START RECORDS FOR PROCESSING

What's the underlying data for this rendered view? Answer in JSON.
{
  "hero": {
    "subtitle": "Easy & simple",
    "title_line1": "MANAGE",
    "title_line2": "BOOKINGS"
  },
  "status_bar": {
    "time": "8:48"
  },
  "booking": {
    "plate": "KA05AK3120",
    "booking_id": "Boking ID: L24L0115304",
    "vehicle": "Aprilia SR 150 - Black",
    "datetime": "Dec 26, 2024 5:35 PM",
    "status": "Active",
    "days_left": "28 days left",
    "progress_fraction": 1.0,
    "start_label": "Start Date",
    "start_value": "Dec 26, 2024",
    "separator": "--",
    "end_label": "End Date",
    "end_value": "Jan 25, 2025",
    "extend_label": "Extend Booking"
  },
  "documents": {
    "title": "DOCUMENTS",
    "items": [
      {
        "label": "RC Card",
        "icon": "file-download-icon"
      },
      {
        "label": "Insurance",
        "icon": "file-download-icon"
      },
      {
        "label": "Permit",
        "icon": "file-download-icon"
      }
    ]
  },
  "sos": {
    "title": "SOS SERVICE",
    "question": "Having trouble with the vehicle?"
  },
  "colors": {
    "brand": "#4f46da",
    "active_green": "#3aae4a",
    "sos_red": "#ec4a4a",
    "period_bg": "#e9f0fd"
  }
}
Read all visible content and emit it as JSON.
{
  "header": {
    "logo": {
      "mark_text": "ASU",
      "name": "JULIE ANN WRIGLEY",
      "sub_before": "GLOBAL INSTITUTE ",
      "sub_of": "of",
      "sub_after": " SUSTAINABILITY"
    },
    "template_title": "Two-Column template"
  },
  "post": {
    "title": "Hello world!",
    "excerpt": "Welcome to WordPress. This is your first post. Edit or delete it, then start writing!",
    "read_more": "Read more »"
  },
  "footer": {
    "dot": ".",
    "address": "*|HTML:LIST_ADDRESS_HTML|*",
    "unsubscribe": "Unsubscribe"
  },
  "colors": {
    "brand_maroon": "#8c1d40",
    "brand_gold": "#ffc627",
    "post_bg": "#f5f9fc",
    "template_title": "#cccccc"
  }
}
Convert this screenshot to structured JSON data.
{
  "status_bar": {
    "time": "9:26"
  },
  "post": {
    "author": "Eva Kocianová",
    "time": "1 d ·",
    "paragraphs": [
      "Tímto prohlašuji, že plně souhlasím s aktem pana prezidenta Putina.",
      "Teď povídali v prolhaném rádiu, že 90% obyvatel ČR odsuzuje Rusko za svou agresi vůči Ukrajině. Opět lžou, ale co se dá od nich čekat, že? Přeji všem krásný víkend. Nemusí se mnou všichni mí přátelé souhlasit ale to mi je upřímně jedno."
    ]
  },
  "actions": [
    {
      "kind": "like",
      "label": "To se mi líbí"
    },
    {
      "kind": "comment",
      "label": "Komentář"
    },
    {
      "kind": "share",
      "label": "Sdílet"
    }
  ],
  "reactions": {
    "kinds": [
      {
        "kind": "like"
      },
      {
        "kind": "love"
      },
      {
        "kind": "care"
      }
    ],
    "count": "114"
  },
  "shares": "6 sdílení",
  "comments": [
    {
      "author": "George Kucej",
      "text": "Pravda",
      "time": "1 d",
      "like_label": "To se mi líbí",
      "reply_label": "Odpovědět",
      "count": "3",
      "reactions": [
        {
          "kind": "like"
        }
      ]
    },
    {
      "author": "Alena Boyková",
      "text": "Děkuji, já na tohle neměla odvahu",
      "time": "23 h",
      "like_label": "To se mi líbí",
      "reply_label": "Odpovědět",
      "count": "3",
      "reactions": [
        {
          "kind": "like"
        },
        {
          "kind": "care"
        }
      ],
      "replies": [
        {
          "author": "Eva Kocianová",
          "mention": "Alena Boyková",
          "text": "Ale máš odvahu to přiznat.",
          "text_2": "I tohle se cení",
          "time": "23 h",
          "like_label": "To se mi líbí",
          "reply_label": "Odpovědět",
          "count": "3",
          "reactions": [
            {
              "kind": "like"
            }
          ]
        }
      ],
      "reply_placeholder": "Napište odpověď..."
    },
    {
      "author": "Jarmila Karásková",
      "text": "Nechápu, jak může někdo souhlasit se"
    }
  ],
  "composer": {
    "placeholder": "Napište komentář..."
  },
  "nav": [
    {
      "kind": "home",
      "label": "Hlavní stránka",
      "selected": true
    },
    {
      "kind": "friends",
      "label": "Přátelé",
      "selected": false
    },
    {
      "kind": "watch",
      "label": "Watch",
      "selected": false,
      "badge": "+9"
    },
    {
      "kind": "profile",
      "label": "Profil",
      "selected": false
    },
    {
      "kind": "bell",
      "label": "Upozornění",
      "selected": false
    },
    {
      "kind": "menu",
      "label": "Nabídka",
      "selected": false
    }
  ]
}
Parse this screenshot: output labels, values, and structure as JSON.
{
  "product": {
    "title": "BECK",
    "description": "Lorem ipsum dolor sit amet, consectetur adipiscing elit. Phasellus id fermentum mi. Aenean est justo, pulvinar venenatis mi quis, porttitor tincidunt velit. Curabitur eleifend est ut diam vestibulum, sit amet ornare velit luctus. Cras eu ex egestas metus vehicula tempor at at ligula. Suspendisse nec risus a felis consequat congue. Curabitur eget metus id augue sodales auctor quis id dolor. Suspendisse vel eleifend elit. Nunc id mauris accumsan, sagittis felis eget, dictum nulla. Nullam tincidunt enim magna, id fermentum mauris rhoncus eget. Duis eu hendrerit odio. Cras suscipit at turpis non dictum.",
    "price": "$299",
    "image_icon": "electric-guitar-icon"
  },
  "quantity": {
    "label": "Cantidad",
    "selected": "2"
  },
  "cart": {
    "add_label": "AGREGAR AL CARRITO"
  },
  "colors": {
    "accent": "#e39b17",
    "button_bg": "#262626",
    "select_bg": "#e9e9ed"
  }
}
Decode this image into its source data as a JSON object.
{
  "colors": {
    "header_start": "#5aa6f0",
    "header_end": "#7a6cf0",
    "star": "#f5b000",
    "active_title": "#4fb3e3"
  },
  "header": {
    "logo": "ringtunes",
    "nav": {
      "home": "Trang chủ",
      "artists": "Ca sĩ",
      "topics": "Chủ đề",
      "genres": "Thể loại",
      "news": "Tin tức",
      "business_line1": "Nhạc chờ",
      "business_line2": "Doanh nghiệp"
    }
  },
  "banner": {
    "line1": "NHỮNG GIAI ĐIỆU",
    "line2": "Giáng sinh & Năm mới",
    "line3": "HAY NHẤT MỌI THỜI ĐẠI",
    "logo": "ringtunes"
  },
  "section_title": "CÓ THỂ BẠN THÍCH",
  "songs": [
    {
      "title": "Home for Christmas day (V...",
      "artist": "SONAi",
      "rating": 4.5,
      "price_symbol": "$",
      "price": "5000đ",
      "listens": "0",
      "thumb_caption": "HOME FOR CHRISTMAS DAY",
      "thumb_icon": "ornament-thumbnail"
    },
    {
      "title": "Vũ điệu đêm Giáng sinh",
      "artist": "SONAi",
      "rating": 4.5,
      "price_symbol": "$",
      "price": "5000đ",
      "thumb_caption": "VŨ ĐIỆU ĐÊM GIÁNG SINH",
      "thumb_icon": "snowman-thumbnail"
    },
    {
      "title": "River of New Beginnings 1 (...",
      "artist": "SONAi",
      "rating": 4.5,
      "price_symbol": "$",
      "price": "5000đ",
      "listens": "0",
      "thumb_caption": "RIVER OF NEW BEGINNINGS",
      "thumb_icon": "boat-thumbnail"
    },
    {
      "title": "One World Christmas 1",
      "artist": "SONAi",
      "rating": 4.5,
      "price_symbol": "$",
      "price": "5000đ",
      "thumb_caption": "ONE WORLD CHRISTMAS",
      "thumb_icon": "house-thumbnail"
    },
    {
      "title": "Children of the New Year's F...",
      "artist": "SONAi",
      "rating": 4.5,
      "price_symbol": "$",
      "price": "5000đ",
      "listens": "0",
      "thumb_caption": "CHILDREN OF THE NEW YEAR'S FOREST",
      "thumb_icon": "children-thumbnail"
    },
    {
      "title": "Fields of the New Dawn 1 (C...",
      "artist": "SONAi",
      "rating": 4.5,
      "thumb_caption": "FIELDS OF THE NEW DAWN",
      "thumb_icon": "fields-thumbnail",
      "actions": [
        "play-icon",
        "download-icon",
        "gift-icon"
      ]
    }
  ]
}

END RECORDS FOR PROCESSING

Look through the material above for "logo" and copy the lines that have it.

    "logo": {
    "logo": "ringtunes",
    "logo": "ringtunes"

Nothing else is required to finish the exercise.